The Census Bureau recently released a report showing the nation's elderly have more after-tax income than the general population, but its new housing report shows that in at least some ways the elderly in the District are not living as well as younger city residents.

While more than two-thirds of the housing units in the city have air conditioning, for example, only about one-third of the units occupied by elderly people do.

Overall, about 35 percent of the households in the District do not have a vehicle available, but more than half of the elderly have none available, according to the report.

However, almost half of the elderly in those households owned their homes, a higher proportion than city residents as a whole.

The report also showed that:

Close to half the rental units in the city--77,417--were one-bedroom apartments, while there were 20,945 units with three or more bedrooms, pointing up the difficulty large families have in finding adequate rental housing.

While Washington is generally considered a city with a large transient population, about one-third of all homeowners had lived in their current homes for more than 20 years.

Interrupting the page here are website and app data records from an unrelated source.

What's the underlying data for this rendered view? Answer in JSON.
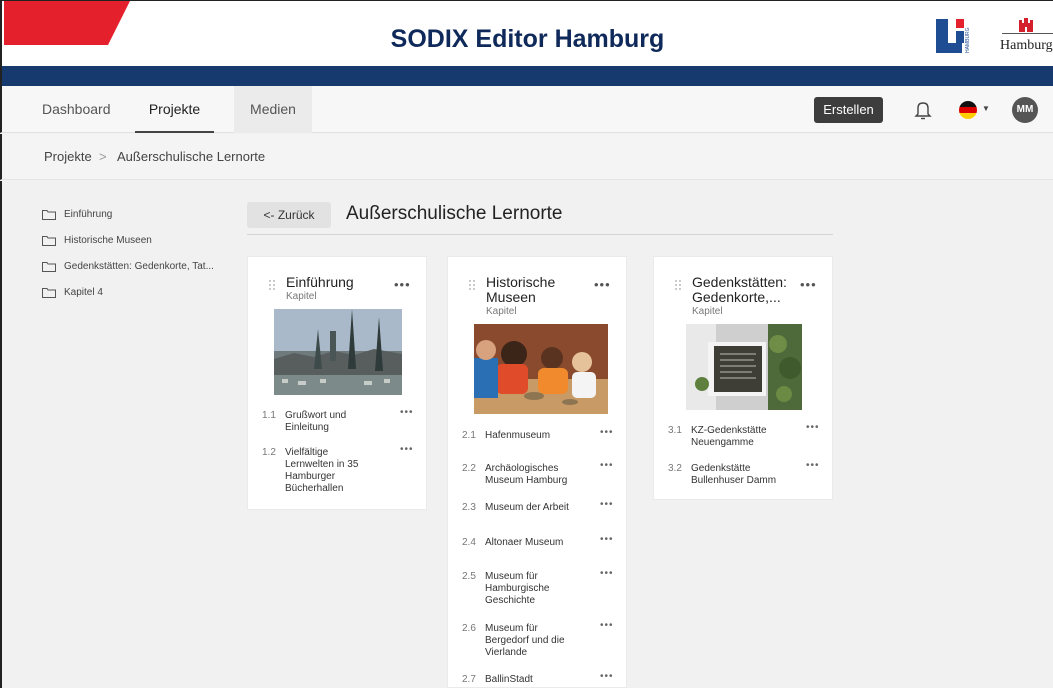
{
  "header": {
    "title": "SODIX Editor Hamburg",
    "hamburg_logo_text": "Hamburg",
    "li_logo_text": "HAMBURG"
  },
  "nav": {
    "tabs": [
      "Dashboard",
      "Projekte",
      "Medien"
    ],
    "create_label": "Erstellen",
    "avatar_initials": "MM"
  },
  "breadcrumb": {
    "root": "Projekte",
    "separator": ">",
    "current": "Außerschulische Lernorte"
  },
  "sidebar": {
    "items": [
      "Einführung",
      "Historische Museen",
      "Gedenkstätten: Gedenkorte, Tat...",
      "Kapitel 4"
    ]
  },
  "main": {
    "back_label": "<- Zurück",
    "title": "Außerschulische Lernorte",
    "chapters": [
      {
        "title_line1": "Einführung",
        "title_line2": "",
        "type": "Kapitel",
        "more": "•••",
        "items": [
          {
            "num": "1.1",
            "label": "Grußwort und Einleitung",
            "more": "•••"
          },
          {
            "num": "1.2",
            "label": "Vielfältige Lernwelten in 35 Hamburger Bücherhallen",
            "more": "•••"
          }
        ]
      },
      {
        "title_line1": "Historische",
        "title_line2": "Museen",
        "type": "Kapitel",
        "more": "•••",
        "items": [
          {
            "num": "2.1",
            "label": "Hafenmuseum",
            "more": "•••"
          },
          {
            "num": "2.2",
            "label": "Archäologisches Museum Hamburg",
            "more": "•••"
          },
          {
            "num": "2.3",
            "label": "Museum der Arbeit",
            "more": "•••"
          },
          {
            "num": "2.4",
            "label": "Altonaer Museum",
            "more": "•••"
          },
          {
            "num": "2.5",
            "label": "Museum für Hamburgische Geschichte",
            "more": "•••"
          },
          {
            "num": "2.6",
            "label": "Museum für Bergedorf und die Vierlande",
            "more": "•••"
          },
          {
            "num": "2.7",
            "label": "BallinStadt",
            "more": "•••"
          }
        ]
      },
      {
        "title_line1": "Gedenkstätten:",
        "title_line2": "Gedenkorte,...",
        "type": "Kapitel",
        "more": "•••",
        "items": [
          {
            "num": "3.1",
            "label": "KZ-Gedenkstätte Neuengamme",
            "more": "•••"
          },
          {
            "num": "3.2",
            "label": "Gedenkstätte Bullenhuser Damm",
            "more": "•••"
          }
        ]
      }
    ]
  },
  "colors": {
    "navy": "#0f2a5a",
    "blue_bar": "#173a6e",
    "red": "#e4202c",
    "dark_button": "#3d3d3d"
  }
}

About 45 percent had moved in during the 1970s.

Renters were far more mobile, and 26 percent had moved into their homes within the past 15 months, compared with 9 percent of the homeowners.

There were 91,398 households occupying single-family homes, down 7 percent from 1970, and 161,374 households living in multifamily structures, down 1 percent from 1970.

About 7 percent of the District's housing units were built during the 1970s, while 39 percent were built before 1940.

Most people in the District, 57 percent, use gas as their primary source of heat, 10 percent use electricity and 30 percent use fuel oil or kerosene.